Items from an interface collection
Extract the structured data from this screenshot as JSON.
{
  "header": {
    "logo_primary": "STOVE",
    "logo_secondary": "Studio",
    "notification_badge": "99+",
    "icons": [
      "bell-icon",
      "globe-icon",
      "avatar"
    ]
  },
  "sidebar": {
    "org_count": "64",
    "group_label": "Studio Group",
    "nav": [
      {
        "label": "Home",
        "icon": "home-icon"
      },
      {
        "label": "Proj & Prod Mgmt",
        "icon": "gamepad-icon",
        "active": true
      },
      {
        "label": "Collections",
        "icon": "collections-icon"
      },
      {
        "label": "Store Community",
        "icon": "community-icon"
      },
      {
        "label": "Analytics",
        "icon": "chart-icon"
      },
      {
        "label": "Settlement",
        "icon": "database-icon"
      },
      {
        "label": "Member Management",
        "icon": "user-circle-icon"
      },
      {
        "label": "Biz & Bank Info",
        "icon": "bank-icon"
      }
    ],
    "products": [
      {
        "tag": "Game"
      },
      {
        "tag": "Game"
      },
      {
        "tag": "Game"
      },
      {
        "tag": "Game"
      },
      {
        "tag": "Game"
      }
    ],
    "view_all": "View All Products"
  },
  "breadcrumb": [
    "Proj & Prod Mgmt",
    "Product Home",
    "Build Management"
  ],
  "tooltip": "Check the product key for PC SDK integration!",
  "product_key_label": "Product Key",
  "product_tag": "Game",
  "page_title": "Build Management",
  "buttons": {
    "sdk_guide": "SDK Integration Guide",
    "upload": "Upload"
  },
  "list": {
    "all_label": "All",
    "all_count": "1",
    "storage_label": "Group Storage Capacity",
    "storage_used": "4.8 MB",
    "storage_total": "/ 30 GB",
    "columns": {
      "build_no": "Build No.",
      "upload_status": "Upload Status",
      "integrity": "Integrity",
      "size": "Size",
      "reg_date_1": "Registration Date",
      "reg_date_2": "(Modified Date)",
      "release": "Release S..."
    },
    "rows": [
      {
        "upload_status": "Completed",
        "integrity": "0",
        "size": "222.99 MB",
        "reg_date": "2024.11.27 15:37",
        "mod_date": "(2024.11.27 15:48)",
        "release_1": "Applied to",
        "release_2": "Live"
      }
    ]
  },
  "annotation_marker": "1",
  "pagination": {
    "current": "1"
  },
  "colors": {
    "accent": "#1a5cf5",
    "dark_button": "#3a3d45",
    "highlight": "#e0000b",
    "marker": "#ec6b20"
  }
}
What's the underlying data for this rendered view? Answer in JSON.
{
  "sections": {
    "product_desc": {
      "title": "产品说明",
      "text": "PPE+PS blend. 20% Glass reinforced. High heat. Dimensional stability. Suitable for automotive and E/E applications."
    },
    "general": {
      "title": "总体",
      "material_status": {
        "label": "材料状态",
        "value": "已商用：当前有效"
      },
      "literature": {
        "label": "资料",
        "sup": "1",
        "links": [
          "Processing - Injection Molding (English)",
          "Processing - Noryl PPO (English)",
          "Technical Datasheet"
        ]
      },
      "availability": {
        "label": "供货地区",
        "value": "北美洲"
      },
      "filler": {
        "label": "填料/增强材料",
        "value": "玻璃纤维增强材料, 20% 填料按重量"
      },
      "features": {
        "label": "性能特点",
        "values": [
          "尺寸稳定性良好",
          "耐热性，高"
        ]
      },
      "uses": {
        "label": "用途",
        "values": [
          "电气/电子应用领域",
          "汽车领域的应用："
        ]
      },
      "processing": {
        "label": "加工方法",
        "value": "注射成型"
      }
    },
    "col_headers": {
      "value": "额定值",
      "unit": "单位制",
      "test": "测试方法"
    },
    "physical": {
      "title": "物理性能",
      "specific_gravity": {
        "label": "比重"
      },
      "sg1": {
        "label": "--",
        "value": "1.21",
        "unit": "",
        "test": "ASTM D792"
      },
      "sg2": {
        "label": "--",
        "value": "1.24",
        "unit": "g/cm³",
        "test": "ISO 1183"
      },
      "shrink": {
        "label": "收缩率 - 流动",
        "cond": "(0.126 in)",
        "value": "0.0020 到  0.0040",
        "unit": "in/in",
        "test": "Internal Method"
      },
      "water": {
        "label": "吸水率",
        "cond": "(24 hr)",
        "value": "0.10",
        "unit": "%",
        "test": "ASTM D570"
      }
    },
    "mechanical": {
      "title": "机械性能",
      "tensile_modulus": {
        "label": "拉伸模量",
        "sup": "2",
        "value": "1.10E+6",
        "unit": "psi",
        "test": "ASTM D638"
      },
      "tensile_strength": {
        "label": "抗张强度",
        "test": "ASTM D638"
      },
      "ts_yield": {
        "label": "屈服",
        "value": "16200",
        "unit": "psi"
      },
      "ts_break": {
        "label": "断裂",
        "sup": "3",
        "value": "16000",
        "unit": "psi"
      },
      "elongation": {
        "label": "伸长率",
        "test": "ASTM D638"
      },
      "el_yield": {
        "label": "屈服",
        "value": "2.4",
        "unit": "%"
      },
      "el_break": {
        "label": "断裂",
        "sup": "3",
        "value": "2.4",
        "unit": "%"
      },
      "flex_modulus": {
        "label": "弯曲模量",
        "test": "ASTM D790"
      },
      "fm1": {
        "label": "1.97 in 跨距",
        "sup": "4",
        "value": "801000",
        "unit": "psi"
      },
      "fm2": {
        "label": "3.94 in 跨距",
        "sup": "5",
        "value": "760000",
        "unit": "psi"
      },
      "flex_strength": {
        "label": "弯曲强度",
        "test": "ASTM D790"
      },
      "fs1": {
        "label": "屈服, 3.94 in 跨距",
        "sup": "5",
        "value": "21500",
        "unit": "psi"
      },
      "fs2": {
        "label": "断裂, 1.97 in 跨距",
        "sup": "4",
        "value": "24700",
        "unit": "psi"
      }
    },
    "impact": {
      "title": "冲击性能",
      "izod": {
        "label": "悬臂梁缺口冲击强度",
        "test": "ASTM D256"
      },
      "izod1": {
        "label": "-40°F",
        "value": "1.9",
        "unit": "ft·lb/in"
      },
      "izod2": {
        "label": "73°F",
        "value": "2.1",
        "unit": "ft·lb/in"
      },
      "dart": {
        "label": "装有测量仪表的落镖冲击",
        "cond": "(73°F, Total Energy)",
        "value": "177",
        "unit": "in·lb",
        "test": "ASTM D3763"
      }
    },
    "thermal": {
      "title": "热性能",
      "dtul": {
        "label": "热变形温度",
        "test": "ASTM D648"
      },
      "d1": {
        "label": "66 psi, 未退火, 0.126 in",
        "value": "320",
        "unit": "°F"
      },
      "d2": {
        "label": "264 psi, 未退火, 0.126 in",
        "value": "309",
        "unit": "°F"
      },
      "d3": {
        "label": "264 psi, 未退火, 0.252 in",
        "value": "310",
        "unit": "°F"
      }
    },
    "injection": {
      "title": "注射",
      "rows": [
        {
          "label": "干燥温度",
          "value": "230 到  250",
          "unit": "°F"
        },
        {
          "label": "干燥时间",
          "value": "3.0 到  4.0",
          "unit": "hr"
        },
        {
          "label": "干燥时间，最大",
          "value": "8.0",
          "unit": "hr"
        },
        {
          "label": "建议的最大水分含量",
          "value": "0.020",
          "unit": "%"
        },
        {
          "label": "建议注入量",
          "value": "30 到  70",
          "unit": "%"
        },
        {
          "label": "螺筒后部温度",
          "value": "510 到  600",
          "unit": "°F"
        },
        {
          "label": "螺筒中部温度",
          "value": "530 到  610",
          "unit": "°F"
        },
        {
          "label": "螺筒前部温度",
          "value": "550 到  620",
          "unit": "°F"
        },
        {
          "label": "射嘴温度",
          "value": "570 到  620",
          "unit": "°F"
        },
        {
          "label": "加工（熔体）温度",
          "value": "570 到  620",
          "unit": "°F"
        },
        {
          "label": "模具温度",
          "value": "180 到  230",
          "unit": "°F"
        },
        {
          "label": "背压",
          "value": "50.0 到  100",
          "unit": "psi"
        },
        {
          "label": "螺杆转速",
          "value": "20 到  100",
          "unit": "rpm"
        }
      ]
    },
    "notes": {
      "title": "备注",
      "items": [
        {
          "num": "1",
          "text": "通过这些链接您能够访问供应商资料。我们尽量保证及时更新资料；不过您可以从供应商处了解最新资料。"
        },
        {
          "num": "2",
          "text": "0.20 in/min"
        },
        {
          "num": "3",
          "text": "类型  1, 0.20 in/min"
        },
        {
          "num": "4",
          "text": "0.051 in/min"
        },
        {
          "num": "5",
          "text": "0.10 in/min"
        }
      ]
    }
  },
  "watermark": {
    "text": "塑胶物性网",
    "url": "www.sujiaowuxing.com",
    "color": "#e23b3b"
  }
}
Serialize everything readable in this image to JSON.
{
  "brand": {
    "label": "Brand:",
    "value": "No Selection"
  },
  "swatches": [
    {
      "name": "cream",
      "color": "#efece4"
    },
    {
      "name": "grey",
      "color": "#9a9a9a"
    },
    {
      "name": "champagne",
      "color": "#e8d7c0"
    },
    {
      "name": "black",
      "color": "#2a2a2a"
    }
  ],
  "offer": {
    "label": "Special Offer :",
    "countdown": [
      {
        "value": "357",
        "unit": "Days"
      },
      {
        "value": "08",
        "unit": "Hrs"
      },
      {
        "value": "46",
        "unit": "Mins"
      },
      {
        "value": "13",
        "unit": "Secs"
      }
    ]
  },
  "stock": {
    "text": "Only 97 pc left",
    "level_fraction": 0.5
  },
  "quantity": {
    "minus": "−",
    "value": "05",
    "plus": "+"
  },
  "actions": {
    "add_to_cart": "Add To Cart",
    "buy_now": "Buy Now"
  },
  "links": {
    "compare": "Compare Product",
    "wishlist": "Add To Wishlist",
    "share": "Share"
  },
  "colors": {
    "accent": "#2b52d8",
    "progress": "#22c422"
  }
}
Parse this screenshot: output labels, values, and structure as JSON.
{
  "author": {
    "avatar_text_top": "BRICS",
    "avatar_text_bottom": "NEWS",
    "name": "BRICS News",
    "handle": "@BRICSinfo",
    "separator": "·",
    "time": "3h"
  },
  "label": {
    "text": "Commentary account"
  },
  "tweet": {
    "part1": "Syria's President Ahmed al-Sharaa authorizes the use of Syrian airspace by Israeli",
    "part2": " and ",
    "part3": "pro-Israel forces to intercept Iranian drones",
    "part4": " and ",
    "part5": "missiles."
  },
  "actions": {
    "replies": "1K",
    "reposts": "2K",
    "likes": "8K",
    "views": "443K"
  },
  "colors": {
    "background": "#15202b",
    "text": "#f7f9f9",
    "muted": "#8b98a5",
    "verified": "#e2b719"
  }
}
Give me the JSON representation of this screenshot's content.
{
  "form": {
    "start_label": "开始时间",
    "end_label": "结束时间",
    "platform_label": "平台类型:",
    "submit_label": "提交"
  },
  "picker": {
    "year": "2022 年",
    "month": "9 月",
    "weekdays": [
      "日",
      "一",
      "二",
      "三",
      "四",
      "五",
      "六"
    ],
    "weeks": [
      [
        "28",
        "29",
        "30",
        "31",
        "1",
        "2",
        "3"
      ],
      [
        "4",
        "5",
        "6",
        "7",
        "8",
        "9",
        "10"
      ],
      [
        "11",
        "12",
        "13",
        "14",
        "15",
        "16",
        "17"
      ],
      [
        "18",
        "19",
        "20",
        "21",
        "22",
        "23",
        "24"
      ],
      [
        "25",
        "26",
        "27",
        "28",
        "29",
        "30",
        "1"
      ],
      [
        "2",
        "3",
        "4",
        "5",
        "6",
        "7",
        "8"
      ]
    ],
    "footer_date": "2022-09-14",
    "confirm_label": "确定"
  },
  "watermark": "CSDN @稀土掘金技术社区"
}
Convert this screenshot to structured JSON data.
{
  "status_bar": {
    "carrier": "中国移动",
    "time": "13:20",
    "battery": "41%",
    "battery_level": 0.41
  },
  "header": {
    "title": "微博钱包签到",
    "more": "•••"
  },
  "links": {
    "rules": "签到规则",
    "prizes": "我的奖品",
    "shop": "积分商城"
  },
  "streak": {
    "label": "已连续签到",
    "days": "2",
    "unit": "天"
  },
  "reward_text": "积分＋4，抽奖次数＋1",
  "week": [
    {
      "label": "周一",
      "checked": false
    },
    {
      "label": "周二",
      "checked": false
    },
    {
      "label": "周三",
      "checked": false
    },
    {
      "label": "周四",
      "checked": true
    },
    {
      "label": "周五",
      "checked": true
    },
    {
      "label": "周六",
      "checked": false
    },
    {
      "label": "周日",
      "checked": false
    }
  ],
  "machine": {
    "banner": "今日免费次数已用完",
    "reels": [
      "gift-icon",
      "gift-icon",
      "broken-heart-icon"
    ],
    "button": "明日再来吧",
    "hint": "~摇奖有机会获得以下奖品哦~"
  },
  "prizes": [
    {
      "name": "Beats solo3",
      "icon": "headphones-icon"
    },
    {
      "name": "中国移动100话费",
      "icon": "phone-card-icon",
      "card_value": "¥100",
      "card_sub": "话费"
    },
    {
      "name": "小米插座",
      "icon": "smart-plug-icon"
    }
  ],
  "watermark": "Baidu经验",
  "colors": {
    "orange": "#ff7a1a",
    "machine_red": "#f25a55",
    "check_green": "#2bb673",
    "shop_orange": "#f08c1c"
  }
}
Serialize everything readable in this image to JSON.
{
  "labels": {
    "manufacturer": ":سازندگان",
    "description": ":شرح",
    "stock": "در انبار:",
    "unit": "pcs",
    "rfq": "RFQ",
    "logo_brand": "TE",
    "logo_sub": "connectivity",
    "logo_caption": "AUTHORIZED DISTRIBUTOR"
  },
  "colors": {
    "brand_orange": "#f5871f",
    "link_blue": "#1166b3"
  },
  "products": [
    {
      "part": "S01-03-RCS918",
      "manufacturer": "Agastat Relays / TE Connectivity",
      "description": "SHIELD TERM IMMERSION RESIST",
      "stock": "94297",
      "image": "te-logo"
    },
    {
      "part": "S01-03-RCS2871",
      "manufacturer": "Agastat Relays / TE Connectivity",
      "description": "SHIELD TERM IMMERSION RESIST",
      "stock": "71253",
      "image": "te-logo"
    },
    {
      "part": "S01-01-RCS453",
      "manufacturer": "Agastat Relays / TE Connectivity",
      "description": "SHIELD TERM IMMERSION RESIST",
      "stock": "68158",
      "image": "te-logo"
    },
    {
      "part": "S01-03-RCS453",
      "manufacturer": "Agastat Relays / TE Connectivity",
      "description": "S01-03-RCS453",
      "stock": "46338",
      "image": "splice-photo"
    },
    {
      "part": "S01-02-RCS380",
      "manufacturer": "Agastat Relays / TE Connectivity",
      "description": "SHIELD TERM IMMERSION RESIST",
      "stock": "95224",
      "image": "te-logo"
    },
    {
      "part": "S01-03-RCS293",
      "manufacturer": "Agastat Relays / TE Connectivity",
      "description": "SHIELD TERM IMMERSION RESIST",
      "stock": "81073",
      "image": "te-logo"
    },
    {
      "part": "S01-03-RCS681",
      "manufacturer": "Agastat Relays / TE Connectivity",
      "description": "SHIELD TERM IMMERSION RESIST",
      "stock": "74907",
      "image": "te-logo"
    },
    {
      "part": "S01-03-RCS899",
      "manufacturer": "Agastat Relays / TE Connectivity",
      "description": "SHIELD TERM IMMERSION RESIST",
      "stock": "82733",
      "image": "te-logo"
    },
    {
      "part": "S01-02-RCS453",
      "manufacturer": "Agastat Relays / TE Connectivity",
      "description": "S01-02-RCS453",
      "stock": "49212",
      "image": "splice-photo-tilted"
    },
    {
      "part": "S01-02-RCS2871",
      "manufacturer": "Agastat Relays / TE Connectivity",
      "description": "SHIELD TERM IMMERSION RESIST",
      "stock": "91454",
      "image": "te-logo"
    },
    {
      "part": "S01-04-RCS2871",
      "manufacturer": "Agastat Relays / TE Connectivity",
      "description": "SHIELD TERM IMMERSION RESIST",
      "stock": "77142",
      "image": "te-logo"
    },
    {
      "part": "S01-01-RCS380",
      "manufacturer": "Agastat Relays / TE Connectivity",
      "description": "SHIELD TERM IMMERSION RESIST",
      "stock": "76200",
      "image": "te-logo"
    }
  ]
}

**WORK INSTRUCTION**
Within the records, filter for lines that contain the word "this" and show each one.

**RESPONSE AREA**
Extract the structured data from this screenshot as JSON.
What's the underlying data for this rendered view? Answer in JSON.
Serialize everything readable in this image to JSON.
Parse this screenshot: output labels, values, and structure as JSON.
Give me the JSON representation of this screenshot's content.
Convert this screenshot to structured JSON data.
Serialize everything readable in this image to JSON.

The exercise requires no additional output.